Work to be completed: Every line of the data that contains the string "order" must be copied.

= Beginning of Section =

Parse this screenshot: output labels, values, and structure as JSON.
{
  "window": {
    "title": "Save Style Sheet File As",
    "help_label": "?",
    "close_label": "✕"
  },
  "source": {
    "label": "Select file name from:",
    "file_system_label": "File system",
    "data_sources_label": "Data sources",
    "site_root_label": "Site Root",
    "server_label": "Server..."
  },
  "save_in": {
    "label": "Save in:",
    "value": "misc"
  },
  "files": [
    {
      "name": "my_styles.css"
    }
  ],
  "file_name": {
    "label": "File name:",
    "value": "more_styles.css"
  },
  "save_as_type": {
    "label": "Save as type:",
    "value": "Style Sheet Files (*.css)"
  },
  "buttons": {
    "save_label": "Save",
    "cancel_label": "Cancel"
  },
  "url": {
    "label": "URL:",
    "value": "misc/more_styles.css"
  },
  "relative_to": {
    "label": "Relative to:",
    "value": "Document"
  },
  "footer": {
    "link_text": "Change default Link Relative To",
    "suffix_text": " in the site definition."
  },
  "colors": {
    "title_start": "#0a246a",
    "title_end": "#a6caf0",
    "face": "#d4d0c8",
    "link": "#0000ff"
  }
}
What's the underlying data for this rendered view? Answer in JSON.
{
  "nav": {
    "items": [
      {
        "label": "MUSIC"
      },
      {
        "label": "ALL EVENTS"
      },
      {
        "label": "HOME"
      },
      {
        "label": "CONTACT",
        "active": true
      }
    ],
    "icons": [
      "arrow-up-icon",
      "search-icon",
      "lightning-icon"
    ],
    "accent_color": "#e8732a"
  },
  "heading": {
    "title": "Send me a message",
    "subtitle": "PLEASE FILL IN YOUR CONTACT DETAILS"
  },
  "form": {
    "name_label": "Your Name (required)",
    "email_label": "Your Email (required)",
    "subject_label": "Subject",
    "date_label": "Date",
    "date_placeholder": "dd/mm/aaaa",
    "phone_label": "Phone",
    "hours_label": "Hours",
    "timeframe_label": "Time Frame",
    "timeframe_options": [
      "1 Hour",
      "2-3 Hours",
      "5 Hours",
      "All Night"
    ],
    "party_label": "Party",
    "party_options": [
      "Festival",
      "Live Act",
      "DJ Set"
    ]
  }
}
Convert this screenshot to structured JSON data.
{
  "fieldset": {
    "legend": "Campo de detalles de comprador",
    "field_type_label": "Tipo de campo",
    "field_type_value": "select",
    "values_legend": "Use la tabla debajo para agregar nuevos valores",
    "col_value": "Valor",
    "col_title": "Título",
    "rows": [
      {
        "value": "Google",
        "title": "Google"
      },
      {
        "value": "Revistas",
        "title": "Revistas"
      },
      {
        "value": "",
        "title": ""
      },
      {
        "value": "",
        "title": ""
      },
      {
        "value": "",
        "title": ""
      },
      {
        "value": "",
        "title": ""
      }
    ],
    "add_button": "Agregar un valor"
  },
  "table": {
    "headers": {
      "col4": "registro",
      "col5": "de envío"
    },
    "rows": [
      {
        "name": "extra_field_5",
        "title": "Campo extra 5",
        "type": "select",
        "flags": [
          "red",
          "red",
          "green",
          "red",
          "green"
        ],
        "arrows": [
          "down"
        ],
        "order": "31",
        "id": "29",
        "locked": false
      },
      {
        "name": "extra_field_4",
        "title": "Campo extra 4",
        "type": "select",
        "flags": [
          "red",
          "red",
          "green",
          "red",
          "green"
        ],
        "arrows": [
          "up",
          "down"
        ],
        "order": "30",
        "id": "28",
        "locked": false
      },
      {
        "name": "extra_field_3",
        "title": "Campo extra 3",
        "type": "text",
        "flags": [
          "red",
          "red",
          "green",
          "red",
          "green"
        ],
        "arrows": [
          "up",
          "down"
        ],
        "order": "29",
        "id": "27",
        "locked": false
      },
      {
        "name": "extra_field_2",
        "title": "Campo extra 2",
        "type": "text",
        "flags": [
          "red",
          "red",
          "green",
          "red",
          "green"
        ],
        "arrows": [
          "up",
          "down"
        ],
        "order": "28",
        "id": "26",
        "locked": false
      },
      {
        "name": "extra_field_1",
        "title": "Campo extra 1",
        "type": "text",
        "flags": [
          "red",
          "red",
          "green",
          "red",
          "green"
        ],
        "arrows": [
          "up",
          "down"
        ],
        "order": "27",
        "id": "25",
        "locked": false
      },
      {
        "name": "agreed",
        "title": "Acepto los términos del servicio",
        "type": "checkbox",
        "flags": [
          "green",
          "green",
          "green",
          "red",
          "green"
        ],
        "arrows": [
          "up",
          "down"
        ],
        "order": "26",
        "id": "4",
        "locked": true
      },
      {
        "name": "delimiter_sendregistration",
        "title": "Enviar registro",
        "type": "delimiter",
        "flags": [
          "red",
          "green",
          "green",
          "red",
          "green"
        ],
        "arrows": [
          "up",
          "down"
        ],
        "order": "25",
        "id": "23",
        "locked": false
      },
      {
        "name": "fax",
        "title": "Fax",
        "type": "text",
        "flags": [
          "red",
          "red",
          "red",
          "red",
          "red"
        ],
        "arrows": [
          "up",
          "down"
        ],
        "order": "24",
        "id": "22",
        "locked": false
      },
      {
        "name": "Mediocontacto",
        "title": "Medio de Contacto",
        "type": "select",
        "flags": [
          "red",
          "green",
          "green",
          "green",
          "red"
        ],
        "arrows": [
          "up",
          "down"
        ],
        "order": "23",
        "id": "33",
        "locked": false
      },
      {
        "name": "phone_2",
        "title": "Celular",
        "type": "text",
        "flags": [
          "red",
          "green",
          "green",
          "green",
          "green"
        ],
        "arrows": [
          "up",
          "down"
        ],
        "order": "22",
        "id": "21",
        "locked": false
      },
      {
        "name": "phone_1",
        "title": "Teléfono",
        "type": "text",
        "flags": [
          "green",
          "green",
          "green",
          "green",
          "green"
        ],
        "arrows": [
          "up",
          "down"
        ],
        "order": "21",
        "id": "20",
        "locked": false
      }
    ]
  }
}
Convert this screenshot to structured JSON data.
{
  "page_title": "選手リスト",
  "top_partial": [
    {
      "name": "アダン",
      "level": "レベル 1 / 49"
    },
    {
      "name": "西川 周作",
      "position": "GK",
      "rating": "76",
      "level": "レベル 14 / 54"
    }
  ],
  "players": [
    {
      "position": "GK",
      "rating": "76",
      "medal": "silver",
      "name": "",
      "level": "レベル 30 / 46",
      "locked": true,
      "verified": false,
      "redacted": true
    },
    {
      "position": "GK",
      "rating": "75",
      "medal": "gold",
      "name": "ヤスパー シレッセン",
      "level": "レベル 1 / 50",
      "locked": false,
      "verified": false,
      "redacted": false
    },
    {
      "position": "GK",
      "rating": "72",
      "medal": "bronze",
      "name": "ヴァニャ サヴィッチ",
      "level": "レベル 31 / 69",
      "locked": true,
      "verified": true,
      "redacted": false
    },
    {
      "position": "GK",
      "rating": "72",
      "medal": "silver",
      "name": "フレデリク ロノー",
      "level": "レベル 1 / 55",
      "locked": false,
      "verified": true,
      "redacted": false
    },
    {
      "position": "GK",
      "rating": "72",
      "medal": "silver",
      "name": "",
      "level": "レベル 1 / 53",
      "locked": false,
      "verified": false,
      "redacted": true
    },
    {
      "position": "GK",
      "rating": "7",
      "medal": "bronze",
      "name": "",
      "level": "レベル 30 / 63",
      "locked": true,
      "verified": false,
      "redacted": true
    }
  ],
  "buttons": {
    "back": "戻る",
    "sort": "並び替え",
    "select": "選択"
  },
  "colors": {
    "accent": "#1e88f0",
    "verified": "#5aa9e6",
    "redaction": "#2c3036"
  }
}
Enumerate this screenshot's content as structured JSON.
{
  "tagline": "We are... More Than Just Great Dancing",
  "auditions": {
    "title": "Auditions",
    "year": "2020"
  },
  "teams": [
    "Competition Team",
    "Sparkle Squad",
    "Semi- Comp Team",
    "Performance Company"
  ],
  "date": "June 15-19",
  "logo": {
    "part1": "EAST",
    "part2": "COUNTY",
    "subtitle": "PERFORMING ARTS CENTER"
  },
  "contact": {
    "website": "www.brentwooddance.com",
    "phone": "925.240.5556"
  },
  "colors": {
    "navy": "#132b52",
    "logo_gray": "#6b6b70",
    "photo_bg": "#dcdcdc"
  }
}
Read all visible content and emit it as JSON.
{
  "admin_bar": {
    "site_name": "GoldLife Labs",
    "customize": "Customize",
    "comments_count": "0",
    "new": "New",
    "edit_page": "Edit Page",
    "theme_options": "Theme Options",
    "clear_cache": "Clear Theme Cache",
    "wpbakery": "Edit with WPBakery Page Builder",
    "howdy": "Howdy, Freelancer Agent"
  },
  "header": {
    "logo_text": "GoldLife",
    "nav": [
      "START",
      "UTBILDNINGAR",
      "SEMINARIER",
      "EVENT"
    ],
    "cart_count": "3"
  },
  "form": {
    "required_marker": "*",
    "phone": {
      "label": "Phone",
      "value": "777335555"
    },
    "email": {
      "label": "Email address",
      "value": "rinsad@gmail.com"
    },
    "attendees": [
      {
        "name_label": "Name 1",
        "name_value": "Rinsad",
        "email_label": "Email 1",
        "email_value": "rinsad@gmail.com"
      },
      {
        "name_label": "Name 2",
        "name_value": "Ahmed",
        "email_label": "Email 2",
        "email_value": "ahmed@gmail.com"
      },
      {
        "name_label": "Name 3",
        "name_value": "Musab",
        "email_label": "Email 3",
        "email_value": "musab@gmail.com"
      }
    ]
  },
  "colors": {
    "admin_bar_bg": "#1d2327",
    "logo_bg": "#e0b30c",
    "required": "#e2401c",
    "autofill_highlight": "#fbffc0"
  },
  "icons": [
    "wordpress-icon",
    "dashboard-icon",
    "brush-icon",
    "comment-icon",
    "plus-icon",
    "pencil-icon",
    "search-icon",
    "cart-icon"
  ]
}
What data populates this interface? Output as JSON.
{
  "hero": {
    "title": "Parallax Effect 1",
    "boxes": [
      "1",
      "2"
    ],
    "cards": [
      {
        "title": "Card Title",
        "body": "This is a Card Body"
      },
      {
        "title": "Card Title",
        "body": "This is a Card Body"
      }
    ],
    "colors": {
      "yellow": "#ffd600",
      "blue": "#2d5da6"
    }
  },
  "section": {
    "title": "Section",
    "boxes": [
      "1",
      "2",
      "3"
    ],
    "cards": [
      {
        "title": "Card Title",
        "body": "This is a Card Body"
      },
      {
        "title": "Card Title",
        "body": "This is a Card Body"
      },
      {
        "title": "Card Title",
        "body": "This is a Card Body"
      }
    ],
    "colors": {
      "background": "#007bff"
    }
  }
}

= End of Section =

Response to the task:
        "order": "31",
        "order": "30",
        "order": "29",
        "order": "28",
        "order": "27",
        "order": "26",
        "order": "25",
        "order": "24",
        "order": "23",
        "order": "22",
        "order": "21",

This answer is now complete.